 Captain Hearn, the expert instructed by the Shipowners, concluded that the available evidence did not permit him to identify the cause of the flow of ice that damaged the Causeway. Captain Hearn agreed with Captain McCann that there was a possibility that frequent convoy activity over several days combined with warmer temperatures and higher water levels could have weakened some areas of the Fast Ice extending from the Canadian shoreline. Nevertheless, it was Captain Hearn’s opinion that even if that was the case, there was no clear evidence that it was the passage of the CCG Risley and the convoy that caused the ice flow that damaged the Causeway.

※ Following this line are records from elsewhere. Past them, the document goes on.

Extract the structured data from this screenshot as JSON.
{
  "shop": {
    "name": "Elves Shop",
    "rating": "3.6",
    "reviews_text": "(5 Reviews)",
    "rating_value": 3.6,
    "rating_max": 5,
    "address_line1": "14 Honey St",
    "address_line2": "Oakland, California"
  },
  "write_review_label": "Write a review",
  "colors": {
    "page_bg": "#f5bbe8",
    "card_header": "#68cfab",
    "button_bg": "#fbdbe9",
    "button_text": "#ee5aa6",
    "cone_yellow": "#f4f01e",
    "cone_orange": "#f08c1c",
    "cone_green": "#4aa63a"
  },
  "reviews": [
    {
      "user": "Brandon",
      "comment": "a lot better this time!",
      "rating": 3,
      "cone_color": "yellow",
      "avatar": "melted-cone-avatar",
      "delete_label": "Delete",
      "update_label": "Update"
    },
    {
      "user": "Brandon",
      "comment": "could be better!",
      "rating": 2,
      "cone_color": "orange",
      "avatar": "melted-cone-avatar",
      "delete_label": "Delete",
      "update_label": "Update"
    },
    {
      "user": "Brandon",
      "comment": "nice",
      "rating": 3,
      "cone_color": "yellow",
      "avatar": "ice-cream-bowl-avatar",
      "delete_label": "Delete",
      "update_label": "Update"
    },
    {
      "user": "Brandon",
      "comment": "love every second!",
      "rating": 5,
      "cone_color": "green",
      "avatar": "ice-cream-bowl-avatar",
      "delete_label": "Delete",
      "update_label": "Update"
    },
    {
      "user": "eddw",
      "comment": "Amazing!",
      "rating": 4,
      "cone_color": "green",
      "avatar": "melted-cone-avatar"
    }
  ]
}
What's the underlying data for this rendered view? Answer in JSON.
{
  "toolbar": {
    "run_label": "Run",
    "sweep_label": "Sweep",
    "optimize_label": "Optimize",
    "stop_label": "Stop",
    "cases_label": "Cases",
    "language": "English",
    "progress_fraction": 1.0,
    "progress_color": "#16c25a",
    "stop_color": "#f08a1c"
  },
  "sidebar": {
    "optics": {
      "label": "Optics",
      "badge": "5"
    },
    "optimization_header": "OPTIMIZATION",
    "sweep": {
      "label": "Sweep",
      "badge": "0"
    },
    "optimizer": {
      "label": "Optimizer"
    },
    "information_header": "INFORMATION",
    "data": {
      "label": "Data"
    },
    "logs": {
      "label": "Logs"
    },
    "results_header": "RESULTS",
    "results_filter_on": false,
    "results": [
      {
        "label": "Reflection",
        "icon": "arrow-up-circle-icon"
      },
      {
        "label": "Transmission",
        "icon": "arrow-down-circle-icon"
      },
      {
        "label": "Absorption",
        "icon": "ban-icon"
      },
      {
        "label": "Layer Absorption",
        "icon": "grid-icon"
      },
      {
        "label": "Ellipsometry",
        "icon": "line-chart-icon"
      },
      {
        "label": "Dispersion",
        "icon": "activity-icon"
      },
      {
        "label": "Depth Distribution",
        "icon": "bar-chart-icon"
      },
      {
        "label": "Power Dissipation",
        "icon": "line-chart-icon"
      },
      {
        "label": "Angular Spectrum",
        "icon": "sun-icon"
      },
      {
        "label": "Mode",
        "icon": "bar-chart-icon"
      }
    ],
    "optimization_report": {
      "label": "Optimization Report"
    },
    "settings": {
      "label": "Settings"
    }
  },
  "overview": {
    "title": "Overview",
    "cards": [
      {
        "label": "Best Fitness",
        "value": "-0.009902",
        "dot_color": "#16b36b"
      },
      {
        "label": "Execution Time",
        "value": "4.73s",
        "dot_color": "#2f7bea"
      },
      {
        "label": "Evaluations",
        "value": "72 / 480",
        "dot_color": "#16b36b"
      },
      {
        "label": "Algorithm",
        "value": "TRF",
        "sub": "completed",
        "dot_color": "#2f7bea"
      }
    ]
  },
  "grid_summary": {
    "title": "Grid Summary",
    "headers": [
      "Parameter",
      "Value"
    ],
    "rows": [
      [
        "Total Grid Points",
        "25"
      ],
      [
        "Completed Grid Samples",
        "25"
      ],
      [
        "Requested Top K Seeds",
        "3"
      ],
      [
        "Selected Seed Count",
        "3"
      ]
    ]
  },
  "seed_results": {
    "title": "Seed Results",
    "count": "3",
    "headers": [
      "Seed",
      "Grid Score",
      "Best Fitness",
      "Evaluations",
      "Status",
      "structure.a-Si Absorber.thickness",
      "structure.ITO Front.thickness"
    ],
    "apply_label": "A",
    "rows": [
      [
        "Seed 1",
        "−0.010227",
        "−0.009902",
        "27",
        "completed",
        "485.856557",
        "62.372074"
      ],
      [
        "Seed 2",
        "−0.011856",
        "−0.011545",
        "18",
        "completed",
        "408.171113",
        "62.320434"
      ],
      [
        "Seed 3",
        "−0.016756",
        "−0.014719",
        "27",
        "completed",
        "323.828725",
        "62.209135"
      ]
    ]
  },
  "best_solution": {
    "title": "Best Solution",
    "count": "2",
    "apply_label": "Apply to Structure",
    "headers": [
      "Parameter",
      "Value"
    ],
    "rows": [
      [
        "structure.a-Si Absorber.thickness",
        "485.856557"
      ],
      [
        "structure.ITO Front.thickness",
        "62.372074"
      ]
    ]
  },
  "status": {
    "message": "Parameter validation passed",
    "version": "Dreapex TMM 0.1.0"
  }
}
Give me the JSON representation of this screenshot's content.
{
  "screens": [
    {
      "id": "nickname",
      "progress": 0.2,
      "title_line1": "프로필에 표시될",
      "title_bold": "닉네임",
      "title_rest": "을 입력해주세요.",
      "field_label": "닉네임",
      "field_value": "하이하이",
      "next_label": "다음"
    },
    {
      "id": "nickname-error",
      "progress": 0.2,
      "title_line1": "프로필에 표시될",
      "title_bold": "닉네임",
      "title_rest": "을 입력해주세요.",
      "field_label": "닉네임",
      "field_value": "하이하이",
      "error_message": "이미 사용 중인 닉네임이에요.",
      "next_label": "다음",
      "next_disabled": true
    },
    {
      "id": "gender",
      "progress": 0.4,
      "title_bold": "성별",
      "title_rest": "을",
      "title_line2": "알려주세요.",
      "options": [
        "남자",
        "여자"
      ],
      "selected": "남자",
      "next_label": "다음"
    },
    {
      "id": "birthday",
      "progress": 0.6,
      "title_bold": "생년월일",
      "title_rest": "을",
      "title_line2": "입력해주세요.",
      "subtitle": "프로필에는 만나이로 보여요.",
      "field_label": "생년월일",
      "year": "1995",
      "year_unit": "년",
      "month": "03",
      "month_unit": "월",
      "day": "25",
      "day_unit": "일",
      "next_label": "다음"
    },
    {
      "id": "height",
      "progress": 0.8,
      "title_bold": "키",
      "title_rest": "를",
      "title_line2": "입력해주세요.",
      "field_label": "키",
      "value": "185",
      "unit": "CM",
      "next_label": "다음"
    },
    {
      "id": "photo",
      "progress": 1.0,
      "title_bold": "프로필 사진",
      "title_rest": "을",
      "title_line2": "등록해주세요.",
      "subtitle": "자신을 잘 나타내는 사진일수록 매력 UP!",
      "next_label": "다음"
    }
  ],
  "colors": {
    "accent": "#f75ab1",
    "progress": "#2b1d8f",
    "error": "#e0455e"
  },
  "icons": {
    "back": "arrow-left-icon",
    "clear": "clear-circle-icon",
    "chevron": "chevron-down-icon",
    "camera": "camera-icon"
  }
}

 Captain Hearn further opined that, save for the tongue of ice upriver of the Causeway, the vessels were operating either in open water, light Brash Ice, or a groomed channel filled with Brash Ice. The vessels were operating within the speed limits of the St. Clair River when approaching and passing the Causeway. It is Captain Hearn’s opinion that even if the Fast Ice was soft and fractured on the Canadian side of the river, given the distance of the vessels to the Canadian shoreline and the extent of the ice coverage, any course alterations or movements by the vessels on the American side would have crushed or broken ice rather than “shifting enormous ice floes entirely to the extent that they moved against the causeway”.
 Captain McCann, the expert instructed by Bluewater, concluded that given there was in fact ice movement on January 11, 2018, “you cannot rule out that the ice breaker escort may have contributed to this incident”. Captain McCann did raise several possibilities, namely frequent convoy activity over several days and environmental factors, and opined that “[i]f indeed the ice was dislodged or weakened along the shoreline that the combined mass and hydrodynamics of a five-vessel convoy along with other environmental factors could have influenced the movement of the ice along the shoreline” [emphasis added].
 Taking both expert reports into account, along with the other evidence before me, I find that the evidence is insufficient to conclude, on a balance of probabilities, that the convoy caused pieces of ice to dislodge and float downriver damaging the Causeway and/or caused the movement of ice which damaged the Causeway. While there is a correlation generally between the timing of the passage of the convoy and the damage to the Causeway, correlation is not to be confused with causation.
The case can be found here.